Addressing climate change and resolving conflict at Oregon Law

Gordon Levitt, class of 2016 with concurrent M.S. in conflict and dispute resolution and J.D. in environmental and natural resources law

Gordon Levitt, (M.S/J.D., '16), was born in Portland but raised outside of the small town of Mosier, Oregon. The town itself is smaller than one square mile and sits between Hood River and The Dalles. From an early age, Gordon gained an appreciation for nature and the effects of climate change. He decided that the best way to be an advocate for the environment was to know the laws that protect it.

Growing up and working in a predominantly agricultural region, Gordon saw first-hand how much the weather could affect crops. This gave him a greater sense of climate change and the impact it was already having on his hometown, as well as more urban areas.

“I decided to come to law school to learn about the legal frameworks we do have to deal with environmental issues and to learn about what we could do moving forward, both in Oregon and the U.S. more broadly,” he said. “Climate change was the main reason why I came here; to learn what I can do as an advocate on that issue.”

Gordon Levitt, concurrent M.S./J.D. hiking the Columbia River Gorge

Gordon applied this passion throughout his time working toward a combined J.D. in environmental and natural resources law and M.S. in conflict and dispute resolution. He secured a Natural Resources Policy Fellowship with Governor Kate Brown’s Natural Resources Office, helped advocate for the legal right to a stable climate and a healthy atmosphere as a law clerk with Our Children’s Trust, and served as a policy researcher for PolicyInteractive, where he wrote a policy paper on constitutional limitations for carbon pricing proposals in Oregon. Gordon also developed his master’s thesis, "Changing Climate, Changing Commitments: Municipal Greenhouse Gas Reduction Strategies in Oregon” under the guidance of  Prof. Mary Wood, who pioneered Atmospheric Trust Litigation.

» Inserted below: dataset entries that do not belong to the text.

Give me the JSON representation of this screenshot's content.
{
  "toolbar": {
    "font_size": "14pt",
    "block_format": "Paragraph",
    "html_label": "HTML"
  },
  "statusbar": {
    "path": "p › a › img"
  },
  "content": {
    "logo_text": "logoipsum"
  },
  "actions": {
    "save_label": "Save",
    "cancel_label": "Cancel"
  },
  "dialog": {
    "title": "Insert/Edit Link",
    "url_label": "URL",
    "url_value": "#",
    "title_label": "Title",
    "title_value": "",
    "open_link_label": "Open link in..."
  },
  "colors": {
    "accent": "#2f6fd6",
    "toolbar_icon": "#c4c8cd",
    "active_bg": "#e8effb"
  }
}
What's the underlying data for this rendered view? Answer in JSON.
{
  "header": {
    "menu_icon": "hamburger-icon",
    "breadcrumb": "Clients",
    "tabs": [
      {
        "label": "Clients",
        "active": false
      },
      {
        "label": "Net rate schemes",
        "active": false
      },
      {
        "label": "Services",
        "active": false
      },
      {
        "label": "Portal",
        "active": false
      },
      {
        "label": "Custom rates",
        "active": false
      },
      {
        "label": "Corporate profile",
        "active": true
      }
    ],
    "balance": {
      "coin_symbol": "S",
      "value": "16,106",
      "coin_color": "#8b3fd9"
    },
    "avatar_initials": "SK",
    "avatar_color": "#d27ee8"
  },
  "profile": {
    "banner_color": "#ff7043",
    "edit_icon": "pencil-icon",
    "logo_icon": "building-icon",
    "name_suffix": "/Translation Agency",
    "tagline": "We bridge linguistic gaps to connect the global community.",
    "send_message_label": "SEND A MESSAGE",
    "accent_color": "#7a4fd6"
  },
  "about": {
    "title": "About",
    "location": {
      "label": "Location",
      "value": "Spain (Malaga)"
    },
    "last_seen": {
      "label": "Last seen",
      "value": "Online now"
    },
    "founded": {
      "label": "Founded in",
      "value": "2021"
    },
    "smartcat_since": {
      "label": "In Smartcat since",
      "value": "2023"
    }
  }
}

"I chose Oregon Law because of my interest in environmental and natural resources law and policy, conflict resolution, and the school’s emphasis on public service," said Gordon who also earned his BA from the UO's Robert D. Clark Honors College in 2012.

“People here are friendly, passionate about their work, and committed to finding creative solutions to complicated problems,” he continued. “I think this spirit is best reflected by the work of the ENR Law Center, the Wayne Morse Center for Law and Politics, and the Appropriate Dispute Resolution Center. I feel very fortunate to have received fellowships with each of these centers while at the U of O.”

As a first and second-year law student. Gordon helped to organize the Public Interest Environmental Law Conference. PIELC is the oldest and most influential gathering of environmental law experts in the world and is operated by Oregon Law students. For PIELC 2014, Gordon helped members of the Amungme and Kamoro Tribes in Indonesia travel to Eugene to deliver one of the most memorable presentations of the conference. “It was very difficult to get them to the U.S., but it was worth it," Gordon recalled. "The tribal leaders delivered an emotional presentation on how they are organizing to protect their culture and land from the impacts of the world’s largest gold mine, which made a big impact on conference attendees."

Gordon Levitt backcountry skiing in the Cascades

Gordon worked as a park ranger for the U.S. Forest Service at Multnomah Falls from 2009 to 2011 and is an avid outdoor adventurer, enjoying hiking, skiing, and climbing. He also enjoys watching Game of Thrones and House of Cards. He will take the Oregon Bar Exam in July and someday hopes to run for public office. After the bar exam, Gordon is excited to begin working as a Climate Law Fellow for Our Children’s Trust.

His advice to incoming students, “Channel your creativity. It’s tempting to solely focus on learning what the ‘law’ is, but I think that it’s also very rewarding to think about what the law could or should be, and then to try to move it in that direction.”

written by Beau Acoba, (intern, School of Journalism and Communications, 2016), photo by Andrea Baysa, (intern, School of Journalism and Communications, 2016)